By Devon Rowe | November 20, 2015
Shutter Island. Of Mice and Men. To Kill a Mockingbird. Ender’s Game. None of these novels or their respective titles helped influence me in the slightest when it came to coming up with a name for my own book.
Of course, this an issue all serious novelists face and there are many articles and supposed ways to overcome the anxiety of creating a compelling title for a book. It was my original belief that the title should come first, even before the actual idea for the story.
This approach led to me writing down a bunch of title ideas that had nothing to do with the source matter, and I went to bed early feeling that maybe I wouldn’t be so stupid the following day. This didn’t prove to be true. The day after I chose another route for my creativity that, in all actuality, wasn’t that creative. I asked some of my close friends and family members for their ideas on what I should name my book.

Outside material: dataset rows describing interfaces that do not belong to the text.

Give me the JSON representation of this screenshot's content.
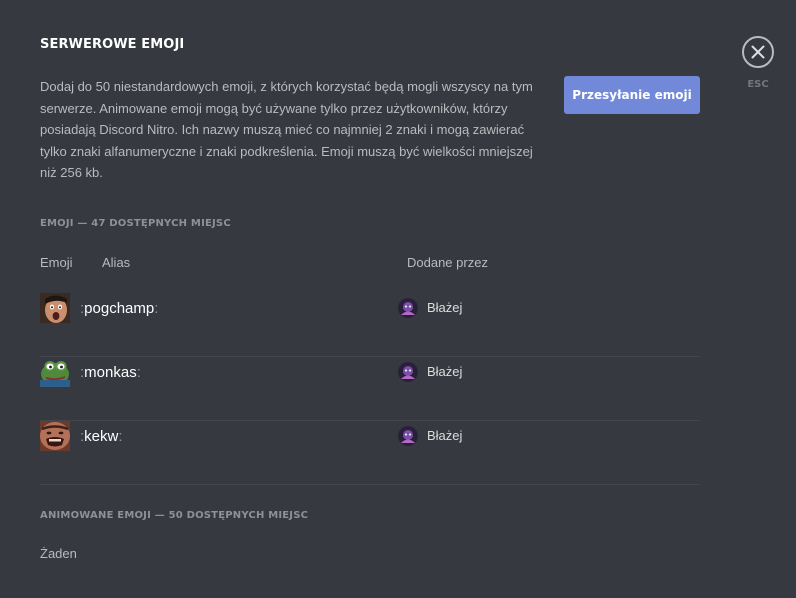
{
  "header": {
    "title": "SERWEROWE EMOJI",
    "description": "Dodaj do 50 niestandardowych emoji, z których korzystać będą mogli wszyscy na tym serwerze. Animowane emoji mogą być używane tylko przez użytkowników, którzy posiadają Discord Nitro. Ich nazwy muszą mieć co najmniej 2 znaki i mogą zawierać tylko znaki alfanumeryczne i znaki podkreślenia. Emoji muszą być wielkości mniejszej niż 256 kb.",
    "upload_label": "Przesyłanie emoji",
    "esc_label": "ESC"
  },
  "emoji_section": {
    "title": "EMOJI — 47 DOSTĘPNYCH MIEJSC",
    "columns": {
      "emoji": "Emoji",
      "alias": "Alias",
      "added_by": "Dodane przez"
    },
    "rows": [
      {
        "alias": "pogchamp",
        "added_by": "Błażej",
        "emoji_icon": "pogchamp-face-icon"
      },
      {
        "alias": "monkas",
        "added_by": "Błażej",
        "emoji_icon": "monkas-frog-icon"
      },
      {
        "alias": "kekw",
        "added_by": "Błażej",
        "emoji_icon": "kekw-face-icon"
      }
    ],
    "colon": ":"
  },
  "animated_section": {
    "title": "ANIMOWANE EMOJI — 50 DOSTĘPNYCH MIEJSC",
    "empty_text": "Żaden"
  },
  "colors": {
    "background": "#36393f",
    "accent": "#7289da",
    "divider": "#42454a"
  }
}
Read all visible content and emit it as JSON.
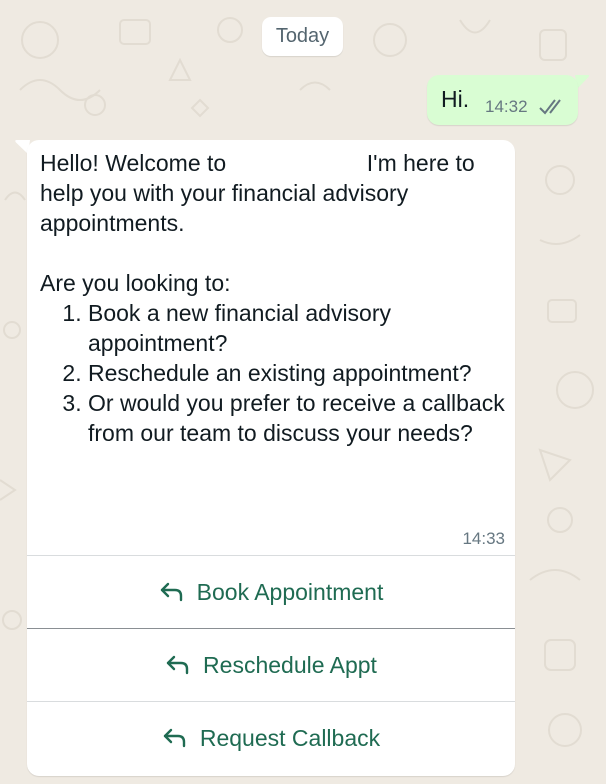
{
  "chat": {
    "date_label": "Today",
    "outgoing": {
      "text": "Hi.",
      "time": "14:32",
      "status_icon": "double-check-read-icon"
    },
    "incoming": {
      "greeting": "Hello! Welcome to                      I'm here to help you with your financial advisory appointments.",
      "prompt": "Are you looking to:",
      "options": [
        "Book a new financial advisory appointment?",
        "Reschedule an existing appointment?",
        "Or would you prefer to receive a callback from our team to discuss your needs?"
      ],
      "time": "14:33",
      "quick_replies": [
        {
          "label": "Book Appointment",
          "icon": "reply-arrow-icon"
        },
        {
          "label": "Reschedule Appt",
          "icon": "reply-arrow-icon"
        },
        {
          "label": "Request Callback",
          "icon": "reply-arrow-icon"
        }
      ]
    }
  },
  "colors": {
    "wallpaper": "#efeae2",
    "outgoing_bubble": "#d9fdd3",
    "incoming_bubble": "#ffffff",
    "action_text": "#1f6b52",
    "read_ticks": "#667781"
  }
}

Do you know what someone told me? “Call it The Adventures of Electric-Man.”
Seriously. Someone actually said that. Now my book is already one that is a little unconventional, but I had to sit and think: “Would that convey the atmosphere, tone, and theme that my book actually conveyed? Hell no, it wouldn’t.
I grew up reading some of the more popular young-adult novels of the day, right on the cusp of the explosion of young-adult movie adaptions. It gave me and millions of others something to look forward to every year or so as far as movies goes. I wanted my book to follow in their footsteps (hoping, obviously, that movie adaptions of my story would follow). I want to capture that feeling for another generation of readers, just as Hunger Games has recently done; I want the tradition to continue.
So I left Electric-Man alone and came to realize that it would be best if I wrote my story first, and then decided afterwards on a title that best encompassed my book, hence The Abnormals was born. It was the only title-naming option that made sense. It’s the same tactic I used when naming the songs that I write, and I’d advise it to anyone who is having trouble finding a title for their works of art.